  7. Be healthy, together. Regular exercise, a nutritious diet, good sleep habits, and stress reduction can help to keep blood vessels healthy and improve general well-being, which, in turn, can help to improve tinnitus symptoms and a person’s ability to cope with them, says the American Academy of Audiology. The American Tinnitus Association adds that “A health-conscious diet can reduce hypertension and weight, increase blood flow, heighten energy levels and improve emotional well-being — all of which can benefit tinnitus.”

  8. Encourage your loved one to learn about Lipo-Flavonoid® — a nutritional supplement that can support ear health. With consistent use as directed, the nutrients in Lipo-Flavonoid® have been shown to improve the symptoms of tinnitus in some people.

    Lemon bio-flavonoids, like those in Lipo-Flavonoid®, are thought to help relieve tinnitus symptoms by: improving microcirculation in the inner ear, preventing abnormal accumulation of fatty deposits, and blocking histamine production in the inner ear (a likely cause of inner ear disturbances.)
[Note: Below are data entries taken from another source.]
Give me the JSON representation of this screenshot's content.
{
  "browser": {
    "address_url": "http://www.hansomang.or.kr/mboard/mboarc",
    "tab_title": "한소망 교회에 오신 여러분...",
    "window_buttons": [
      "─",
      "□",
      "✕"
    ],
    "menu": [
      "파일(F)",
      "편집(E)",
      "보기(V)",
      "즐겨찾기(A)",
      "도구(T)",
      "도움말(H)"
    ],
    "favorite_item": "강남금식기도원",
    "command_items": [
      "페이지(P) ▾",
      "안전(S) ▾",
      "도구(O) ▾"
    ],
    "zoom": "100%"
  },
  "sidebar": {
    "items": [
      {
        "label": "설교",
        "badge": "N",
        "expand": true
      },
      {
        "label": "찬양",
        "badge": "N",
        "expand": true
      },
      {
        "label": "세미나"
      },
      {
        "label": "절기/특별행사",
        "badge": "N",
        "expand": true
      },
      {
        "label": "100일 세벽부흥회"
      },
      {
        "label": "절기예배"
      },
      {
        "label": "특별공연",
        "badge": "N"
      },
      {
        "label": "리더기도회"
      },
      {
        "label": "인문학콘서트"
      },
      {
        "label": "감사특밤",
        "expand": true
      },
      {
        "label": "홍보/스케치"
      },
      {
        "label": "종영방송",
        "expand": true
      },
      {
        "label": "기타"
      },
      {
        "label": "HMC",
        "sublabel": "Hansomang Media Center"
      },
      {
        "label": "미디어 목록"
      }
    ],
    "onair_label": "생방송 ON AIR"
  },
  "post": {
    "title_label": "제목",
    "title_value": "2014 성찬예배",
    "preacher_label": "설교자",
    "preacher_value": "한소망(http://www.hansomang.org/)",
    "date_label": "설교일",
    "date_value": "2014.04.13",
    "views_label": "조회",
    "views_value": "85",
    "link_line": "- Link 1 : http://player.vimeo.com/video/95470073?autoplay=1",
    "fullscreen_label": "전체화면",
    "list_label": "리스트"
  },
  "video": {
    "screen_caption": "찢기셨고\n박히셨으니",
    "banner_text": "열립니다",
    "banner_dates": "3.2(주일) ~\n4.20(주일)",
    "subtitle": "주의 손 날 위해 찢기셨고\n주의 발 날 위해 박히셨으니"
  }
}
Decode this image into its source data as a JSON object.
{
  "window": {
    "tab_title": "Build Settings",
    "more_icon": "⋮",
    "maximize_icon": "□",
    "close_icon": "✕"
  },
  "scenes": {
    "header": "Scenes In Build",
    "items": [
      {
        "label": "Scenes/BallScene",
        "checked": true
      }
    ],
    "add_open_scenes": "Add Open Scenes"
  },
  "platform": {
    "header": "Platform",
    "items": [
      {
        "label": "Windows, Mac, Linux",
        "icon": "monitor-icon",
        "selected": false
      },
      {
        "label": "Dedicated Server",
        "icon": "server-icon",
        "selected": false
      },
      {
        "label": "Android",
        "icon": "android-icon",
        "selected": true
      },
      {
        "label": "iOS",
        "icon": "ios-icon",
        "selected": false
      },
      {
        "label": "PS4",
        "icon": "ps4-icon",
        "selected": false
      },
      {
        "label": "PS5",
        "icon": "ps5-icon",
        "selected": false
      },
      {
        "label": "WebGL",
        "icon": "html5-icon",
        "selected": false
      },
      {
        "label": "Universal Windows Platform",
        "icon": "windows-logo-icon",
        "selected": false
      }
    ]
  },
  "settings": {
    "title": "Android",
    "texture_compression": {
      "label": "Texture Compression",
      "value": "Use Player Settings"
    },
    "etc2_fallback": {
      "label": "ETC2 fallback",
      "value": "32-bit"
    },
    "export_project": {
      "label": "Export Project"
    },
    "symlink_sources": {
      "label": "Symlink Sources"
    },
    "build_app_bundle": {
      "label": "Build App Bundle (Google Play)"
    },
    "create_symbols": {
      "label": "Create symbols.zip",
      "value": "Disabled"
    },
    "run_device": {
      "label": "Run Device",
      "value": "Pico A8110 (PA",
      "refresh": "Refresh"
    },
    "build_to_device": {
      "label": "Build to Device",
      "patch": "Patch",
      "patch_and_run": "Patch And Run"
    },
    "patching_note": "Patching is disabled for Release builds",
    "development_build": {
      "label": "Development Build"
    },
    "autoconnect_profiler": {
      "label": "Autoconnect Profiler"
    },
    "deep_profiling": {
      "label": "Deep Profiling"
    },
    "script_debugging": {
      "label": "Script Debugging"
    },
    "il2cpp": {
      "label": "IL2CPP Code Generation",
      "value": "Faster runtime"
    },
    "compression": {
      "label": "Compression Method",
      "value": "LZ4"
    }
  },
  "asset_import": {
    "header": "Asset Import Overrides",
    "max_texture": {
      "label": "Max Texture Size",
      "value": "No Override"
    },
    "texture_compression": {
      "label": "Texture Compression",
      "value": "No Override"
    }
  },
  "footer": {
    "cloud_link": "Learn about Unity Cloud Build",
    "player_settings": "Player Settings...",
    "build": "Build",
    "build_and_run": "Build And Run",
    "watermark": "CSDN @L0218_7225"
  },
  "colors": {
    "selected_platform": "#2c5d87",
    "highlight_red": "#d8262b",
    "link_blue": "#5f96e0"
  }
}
    According to a survey of 250 ear, nose and throat specialists (otolaryngologists), 100% recommend nutritional supplements to their tinnitus patients and 85% recommend the brand Lipo-Flavonoid® specifically.

Thanks for helping your loved one take steps to better manage their tinnitus! You’re building good karma!

REFERENCES

  1. General Wellness. American Tinnitus Association website https://www.ata.org/managing-your-tinnitus/treatment-options/general-wellness. Accessed Sept. 12, 2016.

  2. Slattery W, Fayad J. Medical treatment of Meniere’s disease. Otolaryngologic Clinics of North America 1997; 30:1027-37.

  3. Fetterman B, Saunders J, Luxford W. Prognosis and treatment of sudden sensorineural hearing loss. Am J Otol 1996; 17:529-36.

  4. Arenberg I, Bayer R. Therapeutic Options in Meniere’s Disease. Arch Otolaryngol 1977;103: 589-93.

  5. haia F, Sheehy J. Sudden sensori-neural hearing impairment: a report of 1,220 cases. Laryngoscope 1976; 86:389-98.

  6. Herschberg S. Meniere’s disease. J Am Osteopathic Association 1974; 73:540-6.

  7. Wolfson R. Treatment of Meniere’s disease. Modern Treatment (1969) 6,3, 553-567.

  8. Williams, H.L. & Hedgecock, L.D. Citrus Bioflavonoids, Ascorbic Acid and Other B-vitamins in the Treatment of certain types of neurosensory deafness a preliminary report”. Staff meeting of the Mayo Clinic (1962)

  9. Rubin W. Vestibular suppressant drugs. Arch Otolaryngol 1973; 97:135-8

  10. Kumar S, Pandey AK. Chemistry and Biological Activities of Flavonoids: An Overview. The Scientific World Journal. 2013;2013:162750. doi:10.1155/2013/162750.